If the concern is that NEM adds costs to other grid customers, who are not using solar, then all the more reason to have freer markets in electricity. Embracing a more market-driven approach could help alleviate the issues faced by California’s energy industry. By allowing supply and demand dynamics to dictate pricing, consumers who generate excess solar power could negotiate fair compensation directly with those who require it, promoting a more efficient allocation of resources. With a transparent and competitive market, innovative solutions such as peer-to-peer energy trading platforms could emerge, where individuals with excess solar power could sell it directly to others, bypassing the need for complex regulatory frameworks like NEM. This would not only empower consumers but also encourage investments in energy storage technologies that could bridge the gap between solar generation and peak demand periods, benefiting both solar owners and other grid customers. Ultimately, a freer electricity market could pave the way for a more resilient, cost-effective, and sustainable energy future.

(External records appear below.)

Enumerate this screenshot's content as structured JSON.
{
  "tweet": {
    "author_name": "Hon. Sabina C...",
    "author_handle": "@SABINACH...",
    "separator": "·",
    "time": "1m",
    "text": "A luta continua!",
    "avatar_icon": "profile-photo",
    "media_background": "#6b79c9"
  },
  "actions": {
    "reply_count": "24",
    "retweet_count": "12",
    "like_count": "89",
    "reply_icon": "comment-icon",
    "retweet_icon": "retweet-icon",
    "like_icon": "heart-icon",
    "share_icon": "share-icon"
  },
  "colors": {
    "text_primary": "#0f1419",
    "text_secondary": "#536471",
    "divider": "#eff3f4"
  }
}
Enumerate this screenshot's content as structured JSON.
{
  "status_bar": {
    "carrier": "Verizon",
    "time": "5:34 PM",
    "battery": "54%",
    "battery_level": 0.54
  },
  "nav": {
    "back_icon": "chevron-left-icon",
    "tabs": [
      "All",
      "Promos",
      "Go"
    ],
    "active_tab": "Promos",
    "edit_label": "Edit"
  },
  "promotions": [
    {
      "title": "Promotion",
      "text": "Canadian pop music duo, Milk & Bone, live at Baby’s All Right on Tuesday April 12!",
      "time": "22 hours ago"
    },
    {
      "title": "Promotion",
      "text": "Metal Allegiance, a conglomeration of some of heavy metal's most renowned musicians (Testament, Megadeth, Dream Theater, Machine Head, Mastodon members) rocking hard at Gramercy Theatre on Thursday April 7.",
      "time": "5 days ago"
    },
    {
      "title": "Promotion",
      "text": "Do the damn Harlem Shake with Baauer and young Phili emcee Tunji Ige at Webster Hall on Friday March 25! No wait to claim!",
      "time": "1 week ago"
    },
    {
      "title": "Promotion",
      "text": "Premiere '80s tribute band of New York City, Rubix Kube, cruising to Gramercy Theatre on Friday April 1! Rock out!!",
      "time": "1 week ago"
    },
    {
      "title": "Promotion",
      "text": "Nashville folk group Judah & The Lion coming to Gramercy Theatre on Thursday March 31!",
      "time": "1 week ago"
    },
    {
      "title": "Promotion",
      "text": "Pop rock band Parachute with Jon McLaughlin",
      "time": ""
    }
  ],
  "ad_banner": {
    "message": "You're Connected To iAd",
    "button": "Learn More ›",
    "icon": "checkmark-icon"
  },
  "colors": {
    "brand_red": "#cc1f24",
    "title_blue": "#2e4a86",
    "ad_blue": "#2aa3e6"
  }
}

Until then, California’s ambitious journey towards renewable energy and climate resilience is therefore marred by this series of policy choices. IOUs have been either direct beneficiaries, or have been slated to receive billions of dollars in order to develop and maintain infrastructure that is efficient, reliable, and safe. But the results are underwhelming. Planned outages across the state for load management at the hottest points of summer leave people vulnerable to heat-related illness. Their lack of powerline maintenance is a constant cause of fires that have led to tragedies that have burned hundreds of thousands of acres, tens of thousands of homes and businesses, and over 100 deaths.
Catalyst articles by Spenser Stenmark